“We hope that through this event, it will put the awareness in front of them that you really need to be careful when you’re driving,” said Nelson.
They hope these students and others take the lesson with them every time they get behind the wheel.
For more information on the Arrive Alive Tour, you can check out their website.
You can also join in the Great Hang Up and pledge to put the phone down while driving.
It’s virtual reality, but its proving its point; don’t drink and drive, and don’t text and drive.
Sitting in the parking lot at Central Georgia Technical College in Macon, a normal car is turned into a state-of-the-art simulator to teach students the importance of always having a designated driver, and how dangerous texting while driving can be.
The car belongs to UNITE International, a group based out of Grand Rapids, Michigan. Members of the organization travel across the country, visiting high school and college campuses, offering students the chance to feel what it’s really like to drive drunk or distracted.
The student is put behind the wheel of a car, but the car never moves out of its parking spot. The student puts on a pair virtual reality goggles to see the “road” in front of them, and then begins “driving” through the course. Sensors are attached to the steering wheel and the brake and gas pedals, which create the effects of what it would feel and look like if driving impaired.

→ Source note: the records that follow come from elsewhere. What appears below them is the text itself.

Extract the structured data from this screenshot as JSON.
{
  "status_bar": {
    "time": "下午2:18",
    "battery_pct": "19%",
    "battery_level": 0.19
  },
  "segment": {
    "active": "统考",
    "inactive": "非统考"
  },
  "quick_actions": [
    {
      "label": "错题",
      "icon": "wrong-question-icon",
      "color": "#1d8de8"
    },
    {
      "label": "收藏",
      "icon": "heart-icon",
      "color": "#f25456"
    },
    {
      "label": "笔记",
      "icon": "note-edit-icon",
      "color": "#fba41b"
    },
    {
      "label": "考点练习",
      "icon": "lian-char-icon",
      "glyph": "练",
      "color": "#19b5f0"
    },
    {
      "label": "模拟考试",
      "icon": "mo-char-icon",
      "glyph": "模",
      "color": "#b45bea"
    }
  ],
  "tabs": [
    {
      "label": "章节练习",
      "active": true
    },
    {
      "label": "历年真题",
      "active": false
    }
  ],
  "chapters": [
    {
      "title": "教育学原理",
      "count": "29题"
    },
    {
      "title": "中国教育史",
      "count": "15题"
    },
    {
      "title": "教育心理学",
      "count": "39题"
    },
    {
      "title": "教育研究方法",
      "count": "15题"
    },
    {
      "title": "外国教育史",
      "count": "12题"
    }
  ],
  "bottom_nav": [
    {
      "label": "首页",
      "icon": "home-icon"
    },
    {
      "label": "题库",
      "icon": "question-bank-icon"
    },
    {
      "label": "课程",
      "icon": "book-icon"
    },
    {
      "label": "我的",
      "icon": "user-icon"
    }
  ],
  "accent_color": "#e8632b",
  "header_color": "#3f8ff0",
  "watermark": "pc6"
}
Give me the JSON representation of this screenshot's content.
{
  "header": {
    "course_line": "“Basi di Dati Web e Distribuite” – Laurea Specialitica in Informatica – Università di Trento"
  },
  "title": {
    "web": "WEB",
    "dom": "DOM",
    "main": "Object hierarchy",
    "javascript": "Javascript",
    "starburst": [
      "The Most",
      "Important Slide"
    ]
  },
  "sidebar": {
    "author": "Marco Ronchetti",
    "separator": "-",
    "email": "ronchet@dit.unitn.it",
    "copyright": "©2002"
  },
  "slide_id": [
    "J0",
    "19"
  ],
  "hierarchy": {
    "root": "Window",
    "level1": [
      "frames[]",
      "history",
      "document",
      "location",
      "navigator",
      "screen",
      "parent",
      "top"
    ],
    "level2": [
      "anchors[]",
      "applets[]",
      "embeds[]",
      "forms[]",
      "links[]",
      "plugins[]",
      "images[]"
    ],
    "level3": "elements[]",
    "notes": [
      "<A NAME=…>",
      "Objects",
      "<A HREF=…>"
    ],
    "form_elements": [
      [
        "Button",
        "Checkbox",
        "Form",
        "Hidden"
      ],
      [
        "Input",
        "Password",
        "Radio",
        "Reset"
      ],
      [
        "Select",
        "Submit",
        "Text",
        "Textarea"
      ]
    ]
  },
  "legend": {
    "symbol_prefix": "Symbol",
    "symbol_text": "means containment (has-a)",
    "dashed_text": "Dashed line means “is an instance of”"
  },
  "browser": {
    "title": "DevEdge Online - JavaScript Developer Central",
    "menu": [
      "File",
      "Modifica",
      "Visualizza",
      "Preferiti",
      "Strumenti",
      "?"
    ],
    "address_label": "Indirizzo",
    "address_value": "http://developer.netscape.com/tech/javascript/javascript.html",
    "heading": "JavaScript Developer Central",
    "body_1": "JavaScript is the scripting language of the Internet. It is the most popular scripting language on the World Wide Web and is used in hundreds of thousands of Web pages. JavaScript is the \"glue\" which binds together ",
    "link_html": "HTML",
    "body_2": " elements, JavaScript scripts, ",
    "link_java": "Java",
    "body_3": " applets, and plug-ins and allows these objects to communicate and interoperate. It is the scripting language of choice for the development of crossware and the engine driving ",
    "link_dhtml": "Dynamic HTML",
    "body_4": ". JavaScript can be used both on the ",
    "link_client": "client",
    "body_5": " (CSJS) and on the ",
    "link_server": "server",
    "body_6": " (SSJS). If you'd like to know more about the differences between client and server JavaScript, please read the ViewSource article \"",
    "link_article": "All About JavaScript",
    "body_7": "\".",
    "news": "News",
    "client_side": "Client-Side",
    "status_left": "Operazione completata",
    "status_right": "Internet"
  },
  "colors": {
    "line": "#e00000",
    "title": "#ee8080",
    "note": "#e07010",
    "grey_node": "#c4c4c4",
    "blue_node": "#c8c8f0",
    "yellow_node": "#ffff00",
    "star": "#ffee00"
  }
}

Another option for the student, instead of drunk driving, is to drive and try to type a text message.
UNITE member Ryan Nelson says, the courses are designed to be a ‘worst case scenario’ for the driver. Cars are coming at the driver, people are walking across the road, and the sides of the roads are lined with things like trees.
“What happens is most kids usually end up crashing into something, or driving off the road, because of the distraction or the alcohol…It just gets that whole idea in front of them of how dangerous it is,” Nelson says.
LAKELAND | A program being offered on the campus of the University of South Florida Polytechnic will give students a simulated experience to educate them about the dangers of texting or drinking while driving.
The Arrive Alive Tour from UNITE, a health and wellness organization, will be at the Lakeland Academic Center building on Wednesday from noon to 6 p.m. A high-tech simulator, impact video, and other educational tools will be used to show how dangerous it is to send text messages on cell phones while driving. With the simulator, students will experience the potential consequences of distracted or drunken driving while in a controlled environment.
According to the organization, cell phone usage is one of the most commonly recognized driving distractions. About 89 percent of all Americans have a cell phone, the group said, citing a wireless organization’s statistics.
And, the group says, drivers under 20 years old have the highest proportion of distraction-related fatal crashes according to the National Highway Traffic Safety Administration. A lack of driving experience can contribute to critical misjudgments if they become distracted, and more texts messages are sent out in that age group than any other.